== Listed records ==
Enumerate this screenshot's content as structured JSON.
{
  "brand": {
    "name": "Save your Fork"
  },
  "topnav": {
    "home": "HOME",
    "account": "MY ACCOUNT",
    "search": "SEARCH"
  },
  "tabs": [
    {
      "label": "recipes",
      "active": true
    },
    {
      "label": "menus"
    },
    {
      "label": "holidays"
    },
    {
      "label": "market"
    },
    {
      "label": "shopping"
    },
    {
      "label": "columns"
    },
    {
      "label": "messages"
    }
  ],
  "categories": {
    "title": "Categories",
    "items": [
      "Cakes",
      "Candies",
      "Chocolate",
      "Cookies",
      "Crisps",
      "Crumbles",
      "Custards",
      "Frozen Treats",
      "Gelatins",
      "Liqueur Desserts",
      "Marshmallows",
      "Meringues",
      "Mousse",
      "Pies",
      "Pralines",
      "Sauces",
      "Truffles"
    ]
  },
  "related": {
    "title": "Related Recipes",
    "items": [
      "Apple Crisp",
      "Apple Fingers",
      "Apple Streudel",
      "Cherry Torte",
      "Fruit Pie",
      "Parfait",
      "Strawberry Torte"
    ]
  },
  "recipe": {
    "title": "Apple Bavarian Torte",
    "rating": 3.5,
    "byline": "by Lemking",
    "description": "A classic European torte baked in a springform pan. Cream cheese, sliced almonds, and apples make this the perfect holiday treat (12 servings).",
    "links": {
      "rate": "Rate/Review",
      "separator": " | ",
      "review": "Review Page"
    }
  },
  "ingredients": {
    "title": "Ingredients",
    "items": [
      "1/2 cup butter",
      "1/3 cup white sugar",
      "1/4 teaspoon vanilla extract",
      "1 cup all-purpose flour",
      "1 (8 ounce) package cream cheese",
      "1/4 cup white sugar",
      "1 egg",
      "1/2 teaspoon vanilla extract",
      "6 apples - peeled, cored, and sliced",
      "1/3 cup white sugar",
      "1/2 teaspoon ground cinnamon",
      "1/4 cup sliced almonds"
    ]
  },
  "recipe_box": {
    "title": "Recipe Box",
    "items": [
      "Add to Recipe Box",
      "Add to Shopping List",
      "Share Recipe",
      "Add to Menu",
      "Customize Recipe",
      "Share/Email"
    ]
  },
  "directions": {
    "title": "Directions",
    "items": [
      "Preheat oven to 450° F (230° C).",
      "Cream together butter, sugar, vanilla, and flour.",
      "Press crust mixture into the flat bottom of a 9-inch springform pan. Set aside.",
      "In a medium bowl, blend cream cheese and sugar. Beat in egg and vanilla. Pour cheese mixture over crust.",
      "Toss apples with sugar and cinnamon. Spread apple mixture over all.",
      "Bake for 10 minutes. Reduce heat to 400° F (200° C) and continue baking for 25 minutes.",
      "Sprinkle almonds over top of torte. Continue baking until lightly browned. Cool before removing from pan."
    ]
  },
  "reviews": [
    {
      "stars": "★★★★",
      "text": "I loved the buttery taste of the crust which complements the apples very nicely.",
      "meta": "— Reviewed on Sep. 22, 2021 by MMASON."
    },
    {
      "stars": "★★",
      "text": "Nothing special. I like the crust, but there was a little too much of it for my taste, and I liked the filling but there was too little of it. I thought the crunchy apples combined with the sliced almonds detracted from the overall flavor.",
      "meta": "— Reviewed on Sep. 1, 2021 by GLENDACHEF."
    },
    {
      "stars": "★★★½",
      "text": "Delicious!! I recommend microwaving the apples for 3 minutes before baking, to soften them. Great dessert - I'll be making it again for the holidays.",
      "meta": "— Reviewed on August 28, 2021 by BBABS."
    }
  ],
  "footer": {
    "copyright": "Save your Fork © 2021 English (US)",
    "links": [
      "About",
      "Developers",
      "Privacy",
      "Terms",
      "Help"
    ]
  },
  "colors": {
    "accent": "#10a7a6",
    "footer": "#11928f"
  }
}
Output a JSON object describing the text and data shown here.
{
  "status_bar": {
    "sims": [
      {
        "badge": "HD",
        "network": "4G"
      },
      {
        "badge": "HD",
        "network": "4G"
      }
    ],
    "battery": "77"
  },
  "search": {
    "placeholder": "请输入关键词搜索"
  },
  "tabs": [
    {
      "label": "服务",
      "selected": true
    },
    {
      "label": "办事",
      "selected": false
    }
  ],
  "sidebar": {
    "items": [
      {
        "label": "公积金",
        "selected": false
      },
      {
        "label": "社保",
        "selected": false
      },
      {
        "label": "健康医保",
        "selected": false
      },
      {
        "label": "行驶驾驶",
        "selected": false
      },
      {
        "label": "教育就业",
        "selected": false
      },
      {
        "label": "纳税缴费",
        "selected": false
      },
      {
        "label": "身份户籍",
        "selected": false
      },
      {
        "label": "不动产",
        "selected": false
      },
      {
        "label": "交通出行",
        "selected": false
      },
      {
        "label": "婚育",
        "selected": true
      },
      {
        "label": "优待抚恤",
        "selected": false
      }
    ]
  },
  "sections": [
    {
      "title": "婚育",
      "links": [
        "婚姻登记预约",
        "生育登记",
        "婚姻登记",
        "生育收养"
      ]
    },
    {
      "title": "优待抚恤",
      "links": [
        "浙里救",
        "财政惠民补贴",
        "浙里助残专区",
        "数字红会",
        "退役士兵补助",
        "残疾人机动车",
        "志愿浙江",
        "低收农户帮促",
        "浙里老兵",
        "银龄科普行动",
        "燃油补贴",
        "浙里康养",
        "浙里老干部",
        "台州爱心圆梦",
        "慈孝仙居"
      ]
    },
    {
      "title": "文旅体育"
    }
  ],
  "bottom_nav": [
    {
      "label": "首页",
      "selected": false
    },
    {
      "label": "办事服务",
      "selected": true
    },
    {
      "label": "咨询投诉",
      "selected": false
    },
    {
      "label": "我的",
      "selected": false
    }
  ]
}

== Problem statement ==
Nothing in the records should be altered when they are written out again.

== Solution ==
Enumerate this screenshot's content as structured JSON.
{
  "brand": {
    "name": "Save your Fork"
  },
  "topnav": {
    "home": "HOME",
    "account": "MY ACCOUNT",
    "search": "SEARCH"
  },
  "tabs": [
    {
      "label": "recipes",
      "active": true
    },
    {
      "label": "menus"
    },
    {
      "label": "holidays"
    },
    {
      "label": "market"
    },
    {
      "label": "shopping"
    },
    {
      "label": "columns"
    },
    {
      "label": "messages"
    }
  ],
  "categories": {
    "title": "Categories",
    "items": [
      "Cakes",
      "Candies",
      "Chocolate",
      "Cookies",
      "Crisps",
      "Crumbles",
      "Custards",
      "Frozen Treats",
      "Gelatins",
      "Liqueur Desserts",
      "Marshmallows",
      "Meringues",
      "Mousse",
      "Pies",
      "Pralines",
      "Sauces",
      "Truffles"
    ]
  },
  "related": {
    "title": "Related Recipes",
    "items": [
      "Apple Crisp",
      "Apple Fingers",
      "Apple Streudel",
      "Cherry Torte",
      "Fruit Pie",
      "Parfait",
      "Strawberry Torte"
    ]
  },
  "recipe": {
    "title": "Apple Bavarian Torte",
    "rating": 3.5,
    "byline": "by Lemking",
    "description": "A classic European torte baked in a springform pan. Cream cheese, sliced almonds, and apples make this the perfect holiday treat (12 servings).",
    "links": {
      "rate": "Rate/Review",
      "separator": " | ",
      "review": "Review Page"
    }
  },
  "ingredients": {
    "title": "Ingredients",
    "items": [
      "1/2 cup butter",
      "1/3 cup white sugar",
      "1/4 teaspoon vanilla extract",
      "1 cup all-purpose flour",
      "1 (8 ounce) package cream cheese",
      "1/4 cup white sugar",
      "1 egg",
      "1/2 teaspoon vanilla extract",
      "6 apples - peeled, cored, and sliced",
      "1/3 cup white sugar",
      "1/2 teaspoon ground cinnamon",
      "1/4 cup sliced almonds"
    ]
  },
  "recipe_box": {
    "title": "Recipe Box",
    "items": [
      "Add to Recipe Box",
      "Add to Shopping List",
      "Share Recipe",
      "Add to Menu",
      "Customize Recipe",
      "Share/Email"
    ]
  },
  "directions": {
    "title": "Directions",
    "items": [
      "Preheat oven to 450° F (230° C).",
      "Cream together butter, sugar, vanilla, and flour.",
      "Press crust mixture into the flat bottom of a 9-inch springform pan. Set aside.",
      "In a medium bowl, blend cream cheese and sugar. Beat in egg and vanilla. Pour cheese mixture over crust.",
      "Toss apples with sugar and cinnamon. Spread apple mixture over all.",
      "Bake for 10 minutes. Reduce heat to 400° F (200° C) and continue baking for 25 minutes.",
      "Sprinkle almonds over top of torte. Continue baking until lightly browned. Cool before removing from pan."
    ]
  },
  "reviews": [
    {
      "stars": "★★★★",
      "text": "I loved the buttery taste of the crust which complements the apples very nicely.",
      "meta": "— Reviewed on Sep. 22, 2021 by MMASON."
    },
    {
      "stars": "★★",
      "text": "Nothing special. I like the crust, but there was a little too much of it for my taste, and I liked the filling but there was too little of it. I thought the crunchy apples combined with the sliced almonds detracted from the overall flavor.",
      "meta": "— Reviewed on Sep. 1, 2021 by GLENDACHEF."
    },
    {
      "stars": "★★★½",
      "text": "Delicious!! I recommend microwaving the apples for 3 minutes before baking, to soften them. Great dessert - I'll be making it again for the holidays.",
      "meta": "— Reviewed on August 28, 2021 by BBABS."
    }
  ],
  "footer": {
    "copyright": "Save your Fork © 2021 English (US)",
    "links": [
      "About",
      "Developers",
      "Privacy",
      "Terms",
      "Help"
    ]
  },
  "colors": {
    "accent": "#10a7a6",
    "footer": "#11928f"
  }
}
Output a JSON object describing the text and data shown here.
{
  "status_bar": {
    "sims": [
      {
        "badge": "HD",
        "network": "4G"
      },
      {
        "badge": "HD",
        "network": "4G"
      }
    ],
    "battery": "77"
  },
  "search": {
    "placeholder": "请输入关键词搜索"
  },
  "tabs": [
    {
      "label": "服务",
      "selected": true
    },
    {
      "label": "办事",
      "selected": false
    }
  ],
  "sidebar": {
    "items": [
      {
        "label": "公积金",
        "selected": false
      },
      {
        "label": "社保",
        "selected": false
      },
      {
        "label": "健康医保",
        "selected": false
      },
      {
        "label": "行驶驾驶",
        "selected": false
      },
      {
        "label": "教育就业",
        "selected": false
      },
      {
        "label": "纳税缴费",
        "selected": false
      },
      {
        "label": "身份户籍",
        "selected": false
      },
      {
        "label": "不动产",
        "selected": false
      },
      {
        "label": "交通出行",
        "selected": false
      },
      {
        "label": "婚育",
        "selected": true
      },
      {
        "label": "优待抚恤",
        "selected": false
      }
    ]
  },
  "sections": [
    {
      "title": "婚育",
      "links": [
        "婚姻登记预约",
        "生育登记",
        "婚姻登记",
        "生育收养"
      ]
    },
    {
      "title": "优待抚恤",
      "links": [
        "浙里救",
        "财政惠民补贴",
        "浙里助残专区",
        "数字红会",
        "退役士兵补助",
        "残疾人机动车",
        "志愿浙江",
        "低收农户帮促",
        "浙里老兵",
        "银龄科普行动",
        "燃油补贴",
        "浙里康养",
        "浙里老干部",
        "台州爱心圆梦",
        "慈孝仙居"
      ]
    },
    {
      "title": "文旅体育"
    }
  ],
  "bottom_nav": [
    {
      "label": "首页",
      "selected": false
    },
    {
      "label": "办事服务",
      "selected": true
    },
    {
      "label": "咨询投诉",
      "selected": false
    },
    {
      "label": "我的",
      "selected": false
    }
  ]
}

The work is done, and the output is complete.